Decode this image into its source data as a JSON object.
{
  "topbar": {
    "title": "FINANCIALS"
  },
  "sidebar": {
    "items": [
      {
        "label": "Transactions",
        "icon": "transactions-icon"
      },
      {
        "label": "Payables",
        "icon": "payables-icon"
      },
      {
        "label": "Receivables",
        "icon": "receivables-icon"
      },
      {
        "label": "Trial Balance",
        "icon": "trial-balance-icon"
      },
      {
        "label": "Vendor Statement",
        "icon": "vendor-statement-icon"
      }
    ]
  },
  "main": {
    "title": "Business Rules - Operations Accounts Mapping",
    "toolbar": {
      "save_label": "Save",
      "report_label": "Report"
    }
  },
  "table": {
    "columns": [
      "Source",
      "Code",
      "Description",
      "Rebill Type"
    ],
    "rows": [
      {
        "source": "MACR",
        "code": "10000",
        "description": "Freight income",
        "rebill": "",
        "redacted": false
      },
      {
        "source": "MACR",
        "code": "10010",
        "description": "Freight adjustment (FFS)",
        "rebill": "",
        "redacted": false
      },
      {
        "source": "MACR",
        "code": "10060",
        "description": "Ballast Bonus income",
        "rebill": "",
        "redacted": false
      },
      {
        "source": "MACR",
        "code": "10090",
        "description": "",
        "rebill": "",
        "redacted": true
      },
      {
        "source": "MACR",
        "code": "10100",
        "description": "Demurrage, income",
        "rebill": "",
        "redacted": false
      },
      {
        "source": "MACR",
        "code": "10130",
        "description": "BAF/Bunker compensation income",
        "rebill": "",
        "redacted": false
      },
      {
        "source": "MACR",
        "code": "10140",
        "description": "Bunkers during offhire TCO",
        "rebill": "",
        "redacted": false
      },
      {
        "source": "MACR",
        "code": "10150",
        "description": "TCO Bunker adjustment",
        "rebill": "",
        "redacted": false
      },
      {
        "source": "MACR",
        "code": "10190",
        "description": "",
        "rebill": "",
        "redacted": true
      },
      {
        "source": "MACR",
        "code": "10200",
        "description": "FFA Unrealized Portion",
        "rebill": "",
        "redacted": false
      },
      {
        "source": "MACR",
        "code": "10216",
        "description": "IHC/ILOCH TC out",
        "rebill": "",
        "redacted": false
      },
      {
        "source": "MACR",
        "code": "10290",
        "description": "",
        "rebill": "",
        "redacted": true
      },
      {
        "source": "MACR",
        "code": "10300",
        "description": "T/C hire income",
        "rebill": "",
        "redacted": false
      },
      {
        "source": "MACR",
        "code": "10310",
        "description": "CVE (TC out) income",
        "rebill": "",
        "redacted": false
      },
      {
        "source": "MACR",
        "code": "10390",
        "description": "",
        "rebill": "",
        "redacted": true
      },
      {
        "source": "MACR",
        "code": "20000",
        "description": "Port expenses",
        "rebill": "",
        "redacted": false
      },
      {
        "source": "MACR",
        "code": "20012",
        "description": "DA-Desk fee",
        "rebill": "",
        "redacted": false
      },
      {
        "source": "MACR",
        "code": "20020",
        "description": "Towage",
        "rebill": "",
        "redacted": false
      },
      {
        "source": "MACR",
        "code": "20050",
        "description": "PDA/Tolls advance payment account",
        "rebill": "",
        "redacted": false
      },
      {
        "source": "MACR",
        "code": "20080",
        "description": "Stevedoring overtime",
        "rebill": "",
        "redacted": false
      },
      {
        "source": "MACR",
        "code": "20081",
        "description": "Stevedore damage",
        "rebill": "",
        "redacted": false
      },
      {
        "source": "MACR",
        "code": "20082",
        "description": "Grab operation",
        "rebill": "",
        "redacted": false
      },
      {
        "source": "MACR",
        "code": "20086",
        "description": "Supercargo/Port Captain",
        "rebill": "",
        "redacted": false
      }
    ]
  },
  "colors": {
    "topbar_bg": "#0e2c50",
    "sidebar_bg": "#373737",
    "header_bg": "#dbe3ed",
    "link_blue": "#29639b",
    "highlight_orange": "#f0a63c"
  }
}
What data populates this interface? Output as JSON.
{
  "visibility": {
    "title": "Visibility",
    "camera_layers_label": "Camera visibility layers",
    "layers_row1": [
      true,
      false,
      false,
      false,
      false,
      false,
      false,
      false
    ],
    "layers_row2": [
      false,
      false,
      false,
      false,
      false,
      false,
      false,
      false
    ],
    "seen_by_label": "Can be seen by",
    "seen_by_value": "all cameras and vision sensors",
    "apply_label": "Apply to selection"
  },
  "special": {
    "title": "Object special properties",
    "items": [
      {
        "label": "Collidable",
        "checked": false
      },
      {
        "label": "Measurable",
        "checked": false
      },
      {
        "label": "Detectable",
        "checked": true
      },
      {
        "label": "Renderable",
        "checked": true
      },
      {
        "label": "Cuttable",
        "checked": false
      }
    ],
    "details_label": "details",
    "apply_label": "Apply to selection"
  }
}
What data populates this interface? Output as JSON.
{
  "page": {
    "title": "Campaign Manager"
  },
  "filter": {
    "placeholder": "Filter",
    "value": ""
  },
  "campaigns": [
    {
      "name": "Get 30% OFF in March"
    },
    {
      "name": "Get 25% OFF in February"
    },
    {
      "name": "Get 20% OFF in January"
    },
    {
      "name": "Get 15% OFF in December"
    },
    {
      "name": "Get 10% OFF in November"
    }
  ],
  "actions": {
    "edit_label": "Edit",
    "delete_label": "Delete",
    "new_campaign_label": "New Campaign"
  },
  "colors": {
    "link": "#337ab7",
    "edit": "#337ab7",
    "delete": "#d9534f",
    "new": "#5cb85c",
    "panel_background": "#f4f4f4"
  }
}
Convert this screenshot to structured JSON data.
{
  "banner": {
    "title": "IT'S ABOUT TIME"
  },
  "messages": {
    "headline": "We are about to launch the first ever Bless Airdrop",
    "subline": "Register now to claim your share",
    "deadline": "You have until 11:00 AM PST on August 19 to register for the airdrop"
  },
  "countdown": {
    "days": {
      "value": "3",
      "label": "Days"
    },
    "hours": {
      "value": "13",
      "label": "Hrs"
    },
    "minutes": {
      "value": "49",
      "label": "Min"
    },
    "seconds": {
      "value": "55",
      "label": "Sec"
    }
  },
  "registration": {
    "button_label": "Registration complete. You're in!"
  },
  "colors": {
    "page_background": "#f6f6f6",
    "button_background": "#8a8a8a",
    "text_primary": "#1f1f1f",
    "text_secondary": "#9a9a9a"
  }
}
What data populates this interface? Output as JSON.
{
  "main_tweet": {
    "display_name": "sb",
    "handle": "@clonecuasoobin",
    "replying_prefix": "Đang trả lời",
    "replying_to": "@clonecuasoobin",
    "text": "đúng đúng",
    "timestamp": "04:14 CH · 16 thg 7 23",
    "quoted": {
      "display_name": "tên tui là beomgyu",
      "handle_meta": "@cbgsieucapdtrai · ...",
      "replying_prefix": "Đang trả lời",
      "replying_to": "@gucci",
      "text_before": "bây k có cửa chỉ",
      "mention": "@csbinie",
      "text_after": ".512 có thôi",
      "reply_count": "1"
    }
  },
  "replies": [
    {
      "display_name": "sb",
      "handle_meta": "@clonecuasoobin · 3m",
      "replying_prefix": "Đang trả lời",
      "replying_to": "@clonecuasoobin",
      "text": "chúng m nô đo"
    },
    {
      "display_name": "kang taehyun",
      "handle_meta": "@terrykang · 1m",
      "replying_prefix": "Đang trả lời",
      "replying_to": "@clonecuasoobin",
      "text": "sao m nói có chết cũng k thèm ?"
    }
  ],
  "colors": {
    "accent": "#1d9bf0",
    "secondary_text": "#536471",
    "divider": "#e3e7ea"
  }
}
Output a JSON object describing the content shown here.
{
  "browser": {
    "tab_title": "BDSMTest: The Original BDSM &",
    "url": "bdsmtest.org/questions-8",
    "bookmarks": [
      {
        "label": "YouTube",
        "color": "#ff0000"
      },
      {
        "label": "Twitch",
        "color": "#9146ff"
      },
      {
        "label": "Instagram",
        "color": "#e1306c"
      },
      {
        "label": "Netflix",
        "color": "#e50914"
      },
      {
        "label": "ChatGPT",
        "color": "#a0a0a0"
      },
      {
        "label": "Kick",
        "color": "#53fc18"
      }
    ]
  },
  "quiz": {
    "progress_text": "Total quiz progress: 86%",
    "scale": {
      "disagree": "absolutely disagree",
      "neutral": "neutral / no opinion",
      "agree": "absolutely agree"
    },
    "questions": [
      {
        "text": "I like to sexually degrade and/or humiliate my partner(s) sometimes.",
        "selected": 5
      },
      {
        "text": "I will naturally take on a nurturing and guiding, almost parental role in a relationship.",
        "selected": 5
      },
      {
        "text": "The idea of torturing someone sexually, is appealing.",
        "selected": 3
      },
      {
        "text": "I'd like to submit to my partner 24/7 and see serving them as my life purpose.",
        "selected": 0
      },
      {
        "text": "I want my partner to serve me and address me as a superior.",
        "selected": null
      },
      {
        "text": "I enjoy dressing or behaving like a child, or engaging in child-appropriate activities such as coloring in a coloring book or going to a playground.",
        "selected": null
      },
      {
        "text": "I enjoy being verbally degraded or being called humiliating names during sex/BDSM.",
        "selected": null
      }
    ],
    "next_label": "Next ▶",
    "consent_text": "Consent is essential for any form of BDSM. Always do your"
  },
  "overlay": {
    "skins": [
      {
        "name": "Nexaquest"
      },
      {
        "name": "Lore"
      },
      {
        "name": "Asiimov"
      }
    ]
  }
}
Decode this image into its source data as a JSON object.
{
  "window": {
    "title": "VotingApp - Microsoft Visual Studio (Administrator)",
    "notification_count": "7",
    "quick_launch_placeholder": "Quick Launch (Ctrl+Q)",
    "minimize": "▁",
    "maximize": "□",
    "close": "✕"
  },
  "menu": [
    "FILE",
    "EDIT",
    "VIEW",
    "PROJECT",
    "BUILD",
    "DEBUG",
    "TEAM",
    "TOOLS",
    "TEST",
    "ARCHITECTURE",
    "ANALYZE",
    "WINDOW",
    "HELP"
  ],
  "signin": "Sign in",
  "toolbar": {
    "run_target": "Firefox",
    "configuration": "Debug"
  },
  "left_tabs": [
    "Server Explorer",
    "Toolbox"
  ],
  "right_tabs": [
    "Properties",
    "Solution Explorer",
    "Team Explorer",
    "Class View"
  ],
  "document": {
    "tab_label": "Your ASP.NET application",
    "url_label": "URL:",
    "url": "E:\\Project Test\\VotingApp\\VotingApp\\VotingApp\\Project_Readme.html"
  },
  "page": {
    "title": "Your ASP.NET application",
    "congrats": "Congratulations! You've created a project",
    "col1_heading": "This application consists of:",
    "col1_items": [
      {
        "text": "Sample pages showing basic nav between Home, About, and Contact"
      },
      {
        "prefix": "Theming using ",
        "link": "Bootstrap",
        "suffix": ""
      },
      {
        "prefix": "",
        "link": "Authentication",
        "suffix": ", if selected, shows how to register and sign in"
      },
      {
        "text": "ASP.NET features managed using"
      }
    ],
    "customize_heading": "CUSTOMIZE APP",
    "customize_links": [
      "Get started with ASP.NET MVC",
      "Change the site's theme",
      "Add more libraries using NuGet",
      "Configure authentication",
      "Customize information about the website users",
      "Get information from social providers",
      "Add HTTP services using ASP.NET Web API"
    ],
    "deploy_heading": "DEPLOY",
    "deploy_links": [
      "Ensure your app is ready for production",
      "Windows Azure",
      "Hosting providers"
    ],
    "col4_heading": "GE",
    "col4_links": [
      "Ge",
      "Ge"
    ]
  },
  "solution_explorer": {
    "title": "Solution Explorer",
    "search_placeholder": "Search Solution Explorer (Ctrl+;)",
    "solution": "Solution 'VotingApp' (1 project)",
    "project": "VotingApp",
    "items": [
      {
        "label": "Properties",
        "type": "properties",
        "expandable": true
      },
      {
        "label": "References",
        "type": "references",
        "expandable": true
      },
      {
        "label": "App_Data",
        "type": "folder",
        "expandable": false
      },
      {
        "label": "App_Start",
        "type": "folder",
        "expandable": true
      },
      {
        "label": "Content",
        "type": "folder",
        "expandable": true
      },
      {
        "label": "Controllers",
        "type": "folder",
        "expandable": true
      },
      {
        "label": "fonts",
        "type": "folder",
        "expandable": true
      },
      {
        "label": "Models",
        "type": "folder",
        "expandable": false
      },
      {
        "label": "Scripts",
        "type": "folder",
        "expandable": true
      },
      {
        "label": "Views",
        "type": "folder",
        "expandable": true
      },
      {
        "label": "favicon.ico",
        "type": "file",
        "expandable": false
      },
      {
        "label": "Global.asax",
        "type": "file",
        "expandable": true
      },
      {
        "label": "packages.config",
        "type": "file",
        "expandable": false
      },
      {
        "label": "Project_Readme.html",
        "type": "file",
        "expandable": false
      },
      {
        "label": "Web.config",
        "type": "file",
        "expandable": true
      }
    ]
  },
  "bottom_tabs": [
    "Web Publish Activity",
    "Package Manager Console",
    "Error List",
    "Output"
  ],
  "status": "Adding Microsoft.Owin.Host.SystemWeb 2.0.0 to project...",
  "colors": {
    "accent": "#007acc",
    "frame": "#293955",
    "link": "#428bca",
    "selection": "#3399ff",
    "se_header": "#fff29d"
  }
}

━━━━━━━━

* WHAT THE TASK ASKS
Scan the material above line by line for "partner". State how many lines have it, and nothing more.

* COMPLETED EXERCISE
3